* PROBLEM STATEMENT *
Examine the entries below, count the lines holding the string "https", and respond with the number only.

══ DATA TO USE ══

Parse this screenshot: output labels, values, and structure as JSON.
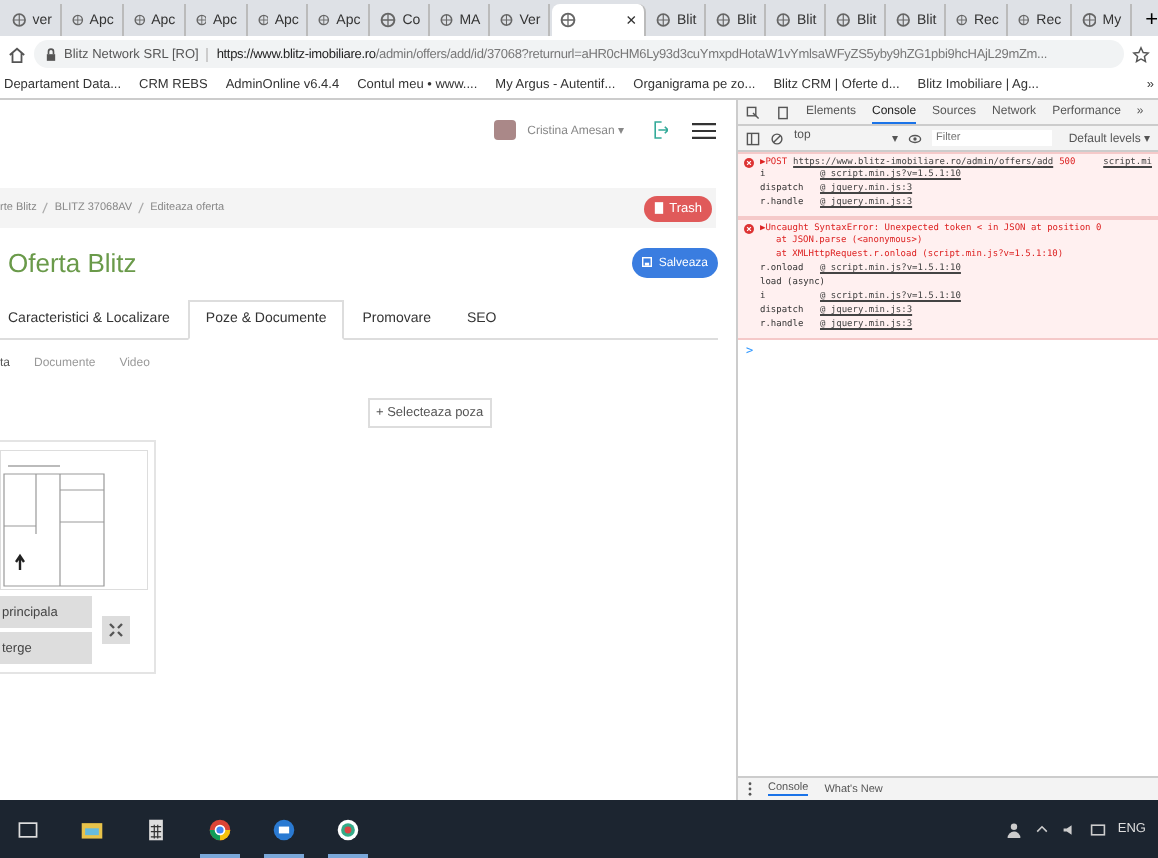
{
  "browser_tabs": [
    {
      "label": "ver",
      "selected": false
    },
    {
      "label": "Apc",
      "selected": false
    },
    {
      "label": "Apc",
      "selected": false
    },
    {
      "label": "Apc",
      "selected": false
    },
    {
      "label": "Apc",
      "selected": false
    },
    {
      "label": "Apc",
      "selected": false
    },
    {
      "label": "Co",
      "selected": false
    },
    {
      "label": "MA",
      "selected": false
    },
    {
      "label": "Ver",
      "selected": false
    },
    {
      "selected": true,
      "close": "×"
    },
    {
      "label": "Blit",
      "selected": false
    },
    {
      "label": "Blit",
      "selected": false
    },
    {
      "label": "Blit",
      "selected": false
    },
    {
      "label": "Blit",
      "selected": false
    },
    {
      "label": "Blit",
      "selected": false
    },
    {
      "label": "Rec",
      "selected": false
    },
    {
      "label": "Rec",
      "selected": false
    },
    {
      "label": "My",
      "selected": false
    }
  ],
  "new_tab": "+",
  "address_bar": {
    "site": "Blitz Network SRL [RO]",
    "url_host": "https://www.blitz-imobiliare.ro",
    "url_path": "/admin/offers/add/id/37068?returnurl=aHR0cHM6Ly93d3cuYmxpdHotaW1vYmlsaWFyZS5yby9hZG1pbi9hcHAjL29mZm..."
  },
  "bookmarks": [
    "Departament Data...",
    "CRM REBS",
    "AdminOnline v6.4.4",
    "Contul meu • www....",
    "My Argus - Autentif...",
    "Organigrama pe zo...",
    "Blitz CRM | Oferte d...",
    "Blitz Imobiliare | Ag..."
  ],
  "bookmarks_more": "»",
  "page": {
    "user": "Cristina Amesan ▾",
    "breadcrumbs": [
      "rte Blitz",
      "BLITZ 37068AV",
      "Editeaza oferta"
    ],
    "trash": "Trash",
    "title": "Oferta Blitz",
    "save": "Salveaza",
    "tabs": [
      {
        "label": "Caracteristici & Localizare",
        "selected": false
      },
      {
        "label": "Poze & Documente",
        "selected": true
      },
      {
        "label": "Promovare",
        "selected": false
      },
      {
        "label": "SEO",
        "selected": false
      }
    ],
    "subtabs": [
      {
        "label": "ta",
        "selected": true
      },
      {
        "label": "Documente",
        "selected": false
      },
      {
        "label": "Video",
        "selected": false
      }
    ],
    "select_photo": "+ Selecteaza poza",
    "photo_actions": [
      "principala",
      "terge"
    ]
  },
  "devtools": {
    "tabs": [
      {
        "label": "Elements",
        "selected": false
      },
      {
        "label": "Console",
        "selected": true
      },
      {
        "label": "Sources",
        "selected": false
      },
      {
        "label": "Network",
        "selected": false
      },
      {
        "label": "Performance",
        "selected": false
      }
    ],
    "tabs_more": "»",
    "context": "top",
    "context_caret": "▾",
    "filter_placeholder": "Filter",
    "levels": "Default levels ▾",
    "errors": [
      {
        "message": "▶POST",
        "url": "https://www.blitz-imobiliare.ro/admin/offers/add",
        "status": "500",
        "source": "script.mi",
        "lines": [
          {
            "kind": "frame",
            "fn": "i",
            "link": "@ script.min.js?v=1.5.1:10"
          },
          {
            "kind": "frame",
            "fn": "dispatch",
            "link": "@ jquery.min.js:3"
          },
          {
            "kind": "frame",
            "fn": "r.handle",
            "link": "@ jquery.min.js:3"
          }
        ]
      },
      {
        "message": "▶Uncaught SyntaxError: Unexpected token < in JSON at position 0",
        "lines": [
          {
            "kind": "text",
            "text": "at JSON.parse (<anonymous>)"
          },
          {
            "kind": "text",
            "text": "at XMLHttpRequest.r.onload (script.min.js?v=1.5.1:10)"
          },
          {
            "kind": "frame",
            "fn": "r.onload",
            "link": "@ script.min.js?v=1.5.1:10"
          },
          {
            "kind": "plain",
            "text": "load (async)"
          },
          {
            "kind": "frame",
            "fn": "i",
            "link": "@ script.min.js?v=1.5.1:10"
          },
          {
            "kind": "frame",
            "fn": "dispatch",
            "link": "@ jquery.min.js:3"
          },
          {
            "kind": "frame",
            "fn": "r.handle",
            "link": "@ jquery.min.js:3"
          }
        ]
      }
    ],
    "prompt": ">",
    "drawer_tabs": [
      {
        "label": "Console",
        "selected": true
      },
      {
        "label": "What's New",
        "selected": false
      }
    ]
  },
  "taskbar": {
    "language": "ENG"
  }
}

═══

* ANSWER TO THIS PROBLEM *
2